From a labor market perspective, reopening is an unquestioned good, especially for the women and minorities who were the most hurt by the Covid lockdowns in the first place.
State-led Covid pandemic lockdowns, general orders to stay home or for businesses not to operate, designed to protect individuals from the deadly outbreak of Chinese coronavirus, which peaked a year ago in April 2020, disproportionately knocked females and blacks out of the civilian labor force, Bureau of Labor Statistics (BLS) data shows.
At the height of the pandemic lockdowns, when labor markets bottomed in April 2020, female labor participation dropped 3.2 percentage points from 57.8 percent to 54.6 percent, compared to male participation dropping 2.9 percentage points from 69.7 percent to 66.8 percent.

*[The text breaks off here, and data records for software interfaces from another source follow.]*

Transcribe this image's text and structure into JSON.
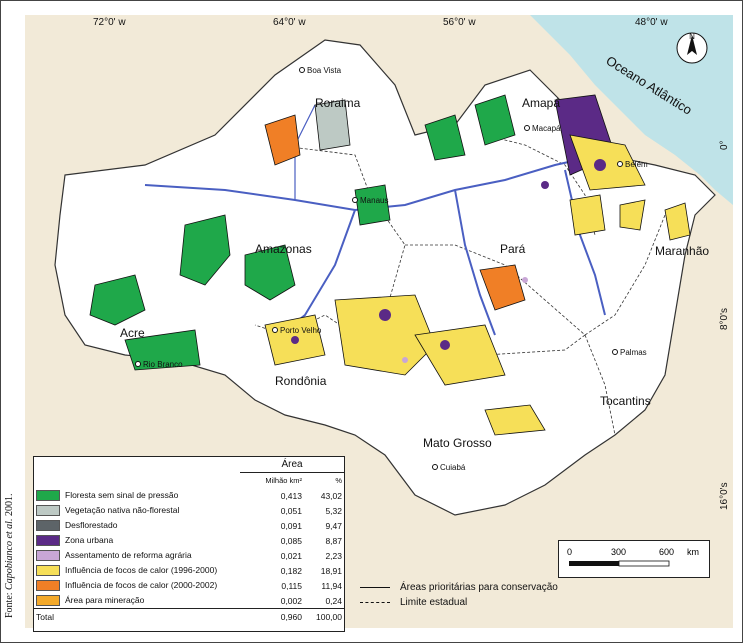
{
  "coordinates": {
    "top": [
      "72°0' w",
      "64°0' w",
      "56°0' w",
      "48°0' w"
    ],
    "right": [
      "0°",
      "8°0's",
      "16°0's"
    ]
  },
  "states": [
    "Roraima",
    "Amapá",
    "Amazonas",
    "Pará",
    "Maranhão",
    "Rondônia",
    "Tocantins",
    "Mato Grosso",
    "Acre"
  ],
  "cities": [
    "Boa Vista",
    "Macapá",
    "Belém",
    "Manaus",
    "Porto Velho",
    "Palmas",
    "Cuiabá",
    "Rio Branco"
  ],
  "ocean_label": "Oceano Atlântico",
  "north_arrow": "N",
  "legend": {
    "header_area": "Área",
    "header_units": "Milhão km²",
    "header_percent": "%",
    "items": [
      {
        "label": "Floresta sem sinal de pressão",
        "value": "0,413",
        "percent": "43,02",
        "color": "#1fa84a"
      },
      {
        "label": "Vegetação nativa não-florestal",
        "value": "0,051",
        "percent": "5,32",
        "color": "#bdc9c4"
      },
      {
        "label": "Desflorestado",
        "value": "0,091",
        "percent": "9,47",
        "color": "#5d6468"
      },
      {
        "label": "Zona urbana",
        "value": "0,085",
        "percent": "8,87",
        "color": "#5b2a86"
      },
      {
        "label": "Assentamento de reforma agrária",
        "value": "0,021",
        "percent": "2,23",
        "color": "#c8a6d6"
      },
      {
        "label": "Influência de focos de calor (1996-2000)",
        "value": "0,182",
        "percent": "18,91",
        "color": "#f6df58"
      },
      {
        "label": "Influência de focos de calor (2000-2002)",
        "value": "0,115",
        "percent": "11,94",
        "color": "#f07f26"
      },
      {
        "label": "Área para mineração",
        "value": "0,002",
        "percent": "0,24",
        "color": "#f3a92a"
      }
    ],
    "total_label": "Total",
    "total_value": "0,960",
    "total_percent": "100,00"
  },
  "line_legend": {
    "priority": "Áreas prioritárias para conservação",
    "boundary": "Limite estadual"
  },
  "scale": {
    "labels": [
      "0",
      "300",
      "600"
    ],
    "unit": "km"
  },
  "source": {
    "prefix": "Fonte: ",
    "author": "Capobianco et al.",
    "year": " 2001."
  }
}
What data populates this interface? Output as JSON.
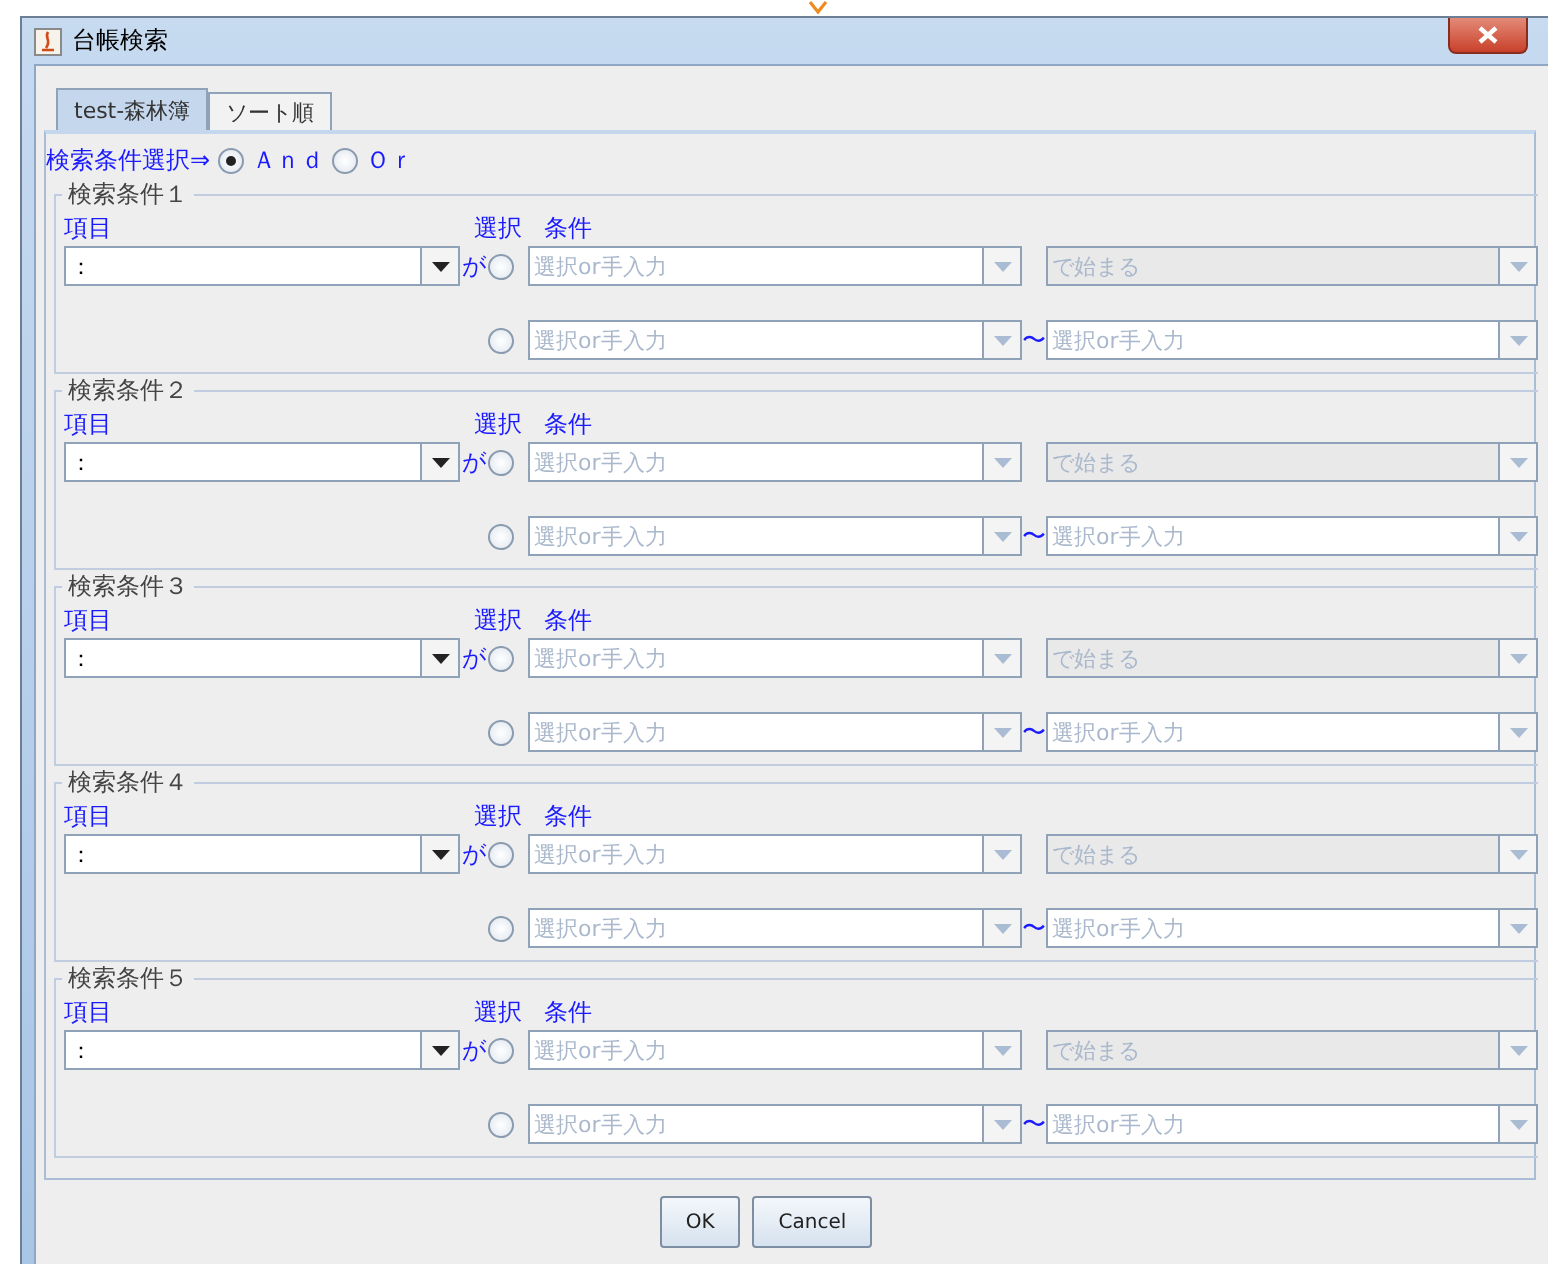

And blacks lost 4.5 percentage points from 63.1 percent to 58.6 percent, while whites including Hispanics lost 2.9 percentage points from 63.2 percent to 60.3 percent.
And, the same data show, as states and localities have reopened from the Covid-induced recession, it has disproportionately benefitted women and blacks.
Women have recovered 1.5 percentage points in labor participation to get back to 56.1 percent, and blacks have recovered 2.1 percentage points to 60.7 percent labor participation. For women, that’s still the lowest participation rate since May 1988. Whereas, men have recovered 0.5 percentage points to 67.3 percent labor participation, and whites including Hispanics have recovered 1.1 percentage points to 61.4 percent participation.
Overall, when labor markets bottomed, more than 25.3 million jobs were lost in the BLS household survey. About 17.5 million jobs have since been recovered, including 609,000 in the month of March, with 7.8 million still on the sidelines.
The disparity in outcomes largely has to do with which industries were most impacted by pandemic restrictions. For example, by April 2020, nearly half of all 14.4 million accommodation and food service jobs, 6.89 million, were lost, a profession which skews female and among minorities. This was by far the hardest hit set of professions. But, with reopening, 4.47 million jobs have been recovered here.
All that means is other industries that skew white and male have been slower to come back, and could be indicative of a slowing economic recovery on the horizon, even as the U.S. experiences a sharp number of Americans still rejoining the labor force, but that over time—and this is already happening—the job increases will slow down.
For example, in May, June and August of 2020, respectively, the U.S. economy added back 3.8 million, 4.8 million and 3.5 million jobs, the biggest records in American history. And while such gains are still certainly possible, they appear rather unlikely when considering the slowing trend. That said, the next few months — April through August — with the Covid vaccine rolling out and widespread reopening of the rest of the economy, will tell the tale.
Looking back at the ten recessions that have occurred since 1948, it took on average 11 months for all the job losses to be realized to get to the labor market bottom, and another 16 months to recover. The entire ordeal lasts on average 27 months.
The worst by far was the Great Recession, which from peak employment in Nov. 2007 to the bottom in Dec. 2009, saw 8.3 million jobs lost and the U.S. economy did not get them back until in Sept. 2014. The whole process took almost seven years, including almost 5 years to get all the jobs back once the bottom was reached.
In other words, there’s still a ways to go. But from a labor market perspective, reopening is an unquestioned good, especially for the women and minorities who were the most hurt by the Covid lockdowns in the first place. Stay tuned.
Robert Romano is the Vice President of Public Policy at Americans for Limited Government.
This post, Covid lockdowns disproportionately knocked women, blacks out of the labor force—reopening helps them more, too, was originally published on The Daily Torch and is republished here with permission. Please support their efforts.